Michigan State Police raid the home of Lee Chatfield’s associates
February 17: Michigan soldiers execute a warrant against Lee Chatfield’s brother as part of an investigation
BATH — Michigan State Police troopers searched the home of Rob and Anne Minard, two close associates of former House Speaker Lee Chatfield, on Tuesday.
At least six marked and unmarked police vehicles, along with uniformed and plainclothes officers, drove in and out of the couple’s home in Bath, a community about 10 miles northeast of Lansing, on Tuesday morning.
A group of officers were carrying at least two paper bags filled with what appeared to be house files. Other news outlets reported that officers also seized a computer and suitcase.
A Michigan State Police spokesperson told Bridge Michigan in an email that the department is “working with the attorney general’s office in an ongoing investigation.” There is no further information to disclose at this time.”
The attorney general’s office declined to comment, while Anne Minard did not respond to multiple requests for comment.
Anne and Rob Minard were two of Chatfield’s most senior officials when he was in the Legislative Assembly from 2015 to 2021. They have been in the spotlight in recent weeks due to their business dealings with Chatfield, which has been accused in December of sexual abuse by his sister-in-law.
Rebekah Chatfield told Bridge the abuse began when she was 15 or 16 at a northern Michigan Christian school run by Chatfield’s father, Rusty. Lee Chatfield was then a teacher at the school.
Through a lawyer, groom Lee Chatfield acknowledged several affairs, but claimed they were all consensual and started as an adult.
Since the allegations emerged, Chatfield’s finances and his frequent travels as Speaker of the House have come under scrutiny.
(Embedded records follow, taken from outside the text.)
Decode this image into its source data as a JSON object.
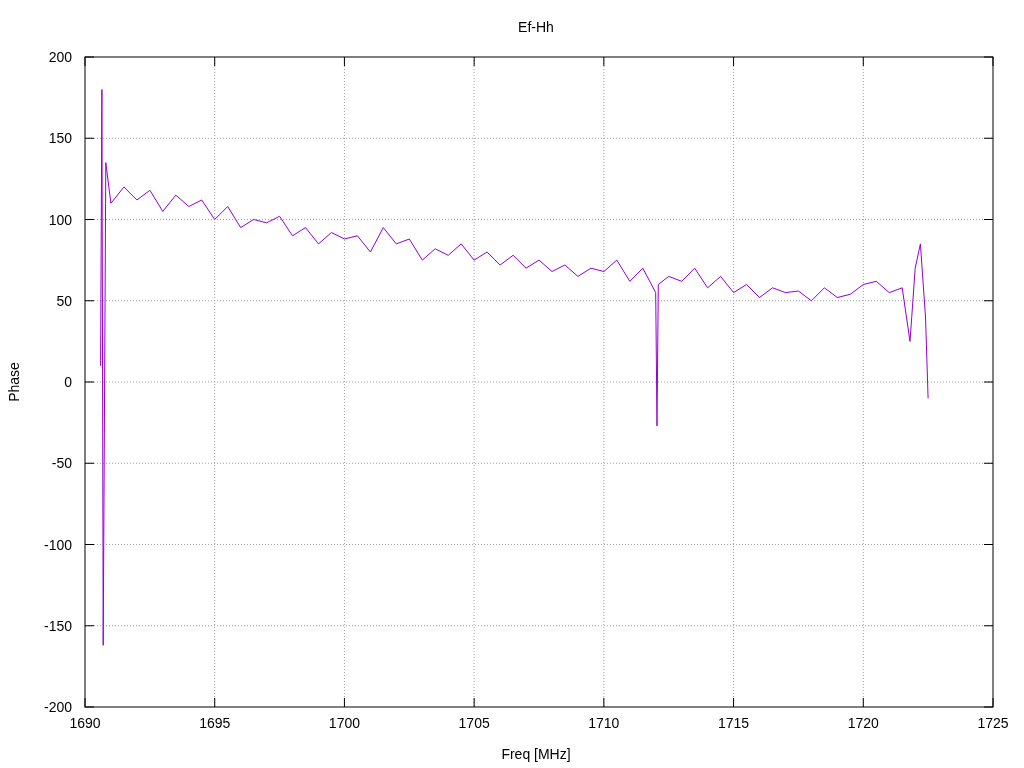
{
  "chart_data": {
    "type": "line",
    "title": "Ef-Hh",
    "xlabel": "Freq [MHz]",
    "ylabel": "Phase",
    "xlim": [
      1690,
      1725
    ],
    "ylim": [
      -200,
      200
    ],
    "xticks": [
      1690,
      1695,
      1700,
      1705,
      1710,
      1715,
      1720,
      1725
    ],
    "yticks": [
      -200,
      -150,
      -100,
      -50,
      0,
      50,
      100,
      150,
      200
    ],
    "x": [
      1690.6,
      1690.65,
      1690.7,
      1690.8,
      1691,
      1691.5,
      1692,
      1692.5,
      1693,
      1693.5,
      1694,
      1694.5,
      1695,
      1695.5,
      1696,
      1696.5,
      1697,
      1697.5,
      1698,
      1698.5,
      1699,
      1699.5,
      1700,
      1700.5,
      1701,
      1701.5,
      1702,
      1702.5,
      1703,
      1703.5,
      1704,
      1704.5,
      1705,
      1705.5,
      1706,
      1706.5,
      1707,
      1707.5,
      1708,
      1708.5,
      1709,
      1709.5,
      1710,
      1710.5,
      1711,
      1711.5,
      1712,
      1712.05,
      1712.1,
      1712.5,
      1713,
      1713.5,
      1714,
      1714.5,
      1715,
      1715.5,
      1716,
      1716.5,
      1717,
      1717.5,
      1718,
      1718.5,
      1719,
      1719.5,
      1720,
      1720.5,
      1721,
      1721.5,
      1721.8,
      1722,
      1722.2,
      1722.4,
      1722.5
    ],
    "grid": true,
    "series": [
      {
        "color": "#9400d3",
        "values": [
          10,
          180,
          -162,
          135,
          110,
          120,
          112,
          118,
          105,
          115,
          108,
          112,
          100,
          108,
          95,
          100,
          98,
          102,
          90,
          95,
          85,
          92,
          88,
          90,
          80,
          95,
          85,
          88,
          75,
          82,
          78,
          85,
          75,
          80,
          72,
          78,
          70,
          75,
          68,
          72,
          65,
          70,
          68,
          75,
          62,
          70,
          55,
          -27,
          60,
          65,
          62,
          70,
          58,
          65,
          55,
          60,
          52,
          58,
          55,
          56,
          50,
          58,
          52,
          54,
          60,
          62,
          55,
          58,
          25,
          70,
          85,
          40,
          -10
        ]
      }
    ]
  }
}
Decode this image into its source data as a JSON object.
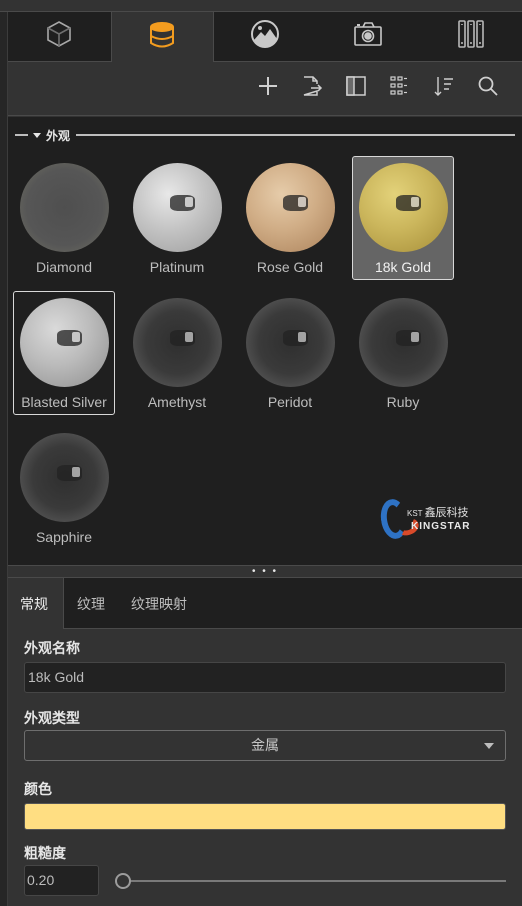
{
  "top_tabs": [
    {
      "name": "model",
      "icon": "cube-icon",
      "active": false
    },
    {
      "name": "appearance",
      "icon": "paint-bucket-icon",
      "active": true
    },
    {
      "name": "environment",
      "icon": "image-icon",
      "active": false
    },
    {
      "name": "camera",
      "icon": "camera-icon",
      "active": false
    },
    {
      "name": "library",
      "icon": "books-icon",
      "active": false
    }
  ],
  "toolbar": [
    {
      "name": "add",
      "icon": "plus-icon"
    },
    {
      "name": "export",
      "icon": "export-file-icon"
    },
    {
      "name": "split-view",
      "icon": "panel-split-icon"
    },
    {
      "name": "list-view",
      "icon": "list-grid-icon"
    },
    {
      "name": "sort",
      "icon": "sort-icon"
    },
    {
      "name": "search",
      "icon": "search-icon"
    }
  ],
  "library": {
    "section_title": "外观",
    "materials": [
      {
        "label": "Diamond",
        "style": "diamond",
        "state": ""
      },
      {
        "label": "Platinum",
        "style": "platinum",
        "state": ""
      },
      {
        "label": "Rose Gold",
        "style": "rose",
        "state": ""
      },
      {
        "label": "18k Gold",
        "style": "gold",
        "state": "selected"
      },
      {
        "label": "Blasted Silver",
        "style": "blasted",
        "state": "hover"
      },
      {
        "label": "Amethyst",
        "style": "gem",
        "state": ""
      },
      {
        "label": "Peridot",
        "style": "gem",
        "state": ""
      },
      {
        "label": "Ruby",
        "style": "gem",
        "state": ""
      },
      {
        "label": "Sapphire",
        "style": "gem",
        "state": ""
      }
    ],
    "logo": {
      "kst": "KST",
      "cn": "鑫辰科技",
      "en": "KINGSTAR"
    }
  },
  "splitter": "• • •",
  "prop_tabs": [
    {
      "label": "常规",
      "active": true
    },
    {
      "label": "纹理",
      "active": false
    },
    {
      "label": "纹理映射",
      "active": false
    }
  ],
  "props": {
    "name_label": "外观名称",
    "name_value": "18k Gold",
    "type_label": "外观类型",
    "type_value": "金属",
    "color_label": "颜色",
    "color_value": "#FFDE82",
    "roughness_label": "粗糙度",
    "roughness_value": "0.20",
    "roughness_fraction": 0.0
  },
  "colors": {
    "accent": "#F39C1F",
    "panel_bg": "#333333",
    "dark_bg": "#1F1F1F"
  }
}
He earned $95,985 as Speaker of the House from 2019 to 2021 and was “out all the time” traveling, Aaron Chatfield, Rebekah’s husband, told Bridge.
While serving in the House as director of external affairs, Anne Minard was also a member of the board of directors of the Peninsula Fund, a nonprofit organization linked to Chatfield, according to IRS records. Meanwhile, Rob Minard was Chatfield’s chief of staff.
A Bridge Michigan investigation in conjunction with the Michigan Campaign Finance Network found the Peninsula Fund spent nearly half a million dollars on travel and food in 2020 alone.
However, because IRS rules do not require it to disclose donors or explain how the money was spent, much is unknown about how that money was spent.
Records also show that Anne and Rob Minard also made six-figure profits from their relationship with Chatfield, as the Michigan Campaign Finance Network first reported in 2020.
While both working full-time in the Legislative Assembly, Rob and Anne Minard also owned Victor Strategies, a consulting firm. Chatfield’s leadership PACs, his campaign and a connected super PAC paid the Minards approximately $493,000 over a three-year period from 2018 to 2020.
In total, more than $1.1 million went to Victor Strategies from Republican campaigns and PACs, while at least one of the Minards also received a legislative salary. Anne Minard is still employed at the House as events and business coordinator, according to a House spokesperson.
“I wouldn’t be where I am without you and I wouldn’t be who I am without you,” Chatfield said during his farewell speech in December 2020, referring to the Minards.
Lee Chatfield did not respond to a request for comment.
His attorney, Mary Chartier, said in a statement that Tuesday’s search of the Minards’ home is “the latest move to bring down a former Republican politician on completely false charges.”
She said Lee Chatfield had faith in “the people managing the funds” and believed that “all laws were followed”.
“Ultimately, all an investigation will reveal is that Republicans and Democrats use these accounts equally and that the law has been followed,” Chartier said.